LHIND THE THIEF
by Sherwood Smith
Published 2013 by Book View Cafe.

I really enjoyed reading this book! It is a great lighthearted fantasy action adventure (young adult) story, where vivid characters, action, and omnipresent humor dominate. There are also quite a few plot twists, some of which are probably easily predictable, others of which might surprise even the experienced reader of the genre.

One thing Smith does very well is to establish a strong first impression of a character when she first introduces them, and then subsequently slowly develop that character meaningfully over the course of the story. This development always fits with our first impressions, but continually reveals new depths and unexpected niches.

I also found Lhind refreshing. Lhind’s narrative is highly entertaining, but there is also than meets the eye, and Lhind’s development over the course of the novel and her change in relations with Rajanas, Hlanan, and Thiana, as well as her change in worldview as a result of her experiences was convincingly portrayed.

Obligatory Kindle Note: I read this on a kindle, without seeing the cover or reading the back of the book text.

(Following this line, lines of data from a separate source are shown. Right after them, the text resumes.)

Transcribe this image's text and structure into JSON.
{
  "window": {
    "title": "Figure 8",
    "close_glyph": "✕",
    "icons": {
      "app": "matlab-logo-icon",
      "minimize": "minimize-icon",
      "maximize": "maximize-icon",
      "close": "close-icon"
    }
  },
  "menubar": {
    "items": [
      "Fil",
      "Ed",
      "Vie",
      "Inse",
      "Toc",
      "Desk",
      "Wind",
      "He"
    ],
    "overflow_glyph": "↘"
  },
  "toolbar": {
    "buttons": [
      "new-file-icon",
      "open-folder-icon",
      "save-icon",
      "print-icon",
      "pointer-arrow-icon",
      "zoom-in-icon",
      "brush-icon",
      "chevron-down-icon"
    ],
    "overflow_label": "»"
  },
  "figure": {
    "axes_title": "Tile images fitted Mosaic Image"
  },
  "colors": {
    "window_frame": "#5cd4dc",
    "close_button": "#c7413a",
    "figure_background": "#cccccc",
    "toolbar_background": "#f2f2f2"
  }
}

I found it interesting how going in completely blind in this way rendered the story more of a treat than if I had read a book jacket intro that revealed some of the twists of the story.

Book Cover Review: Let’s just say I am omitting the book cover for a reason.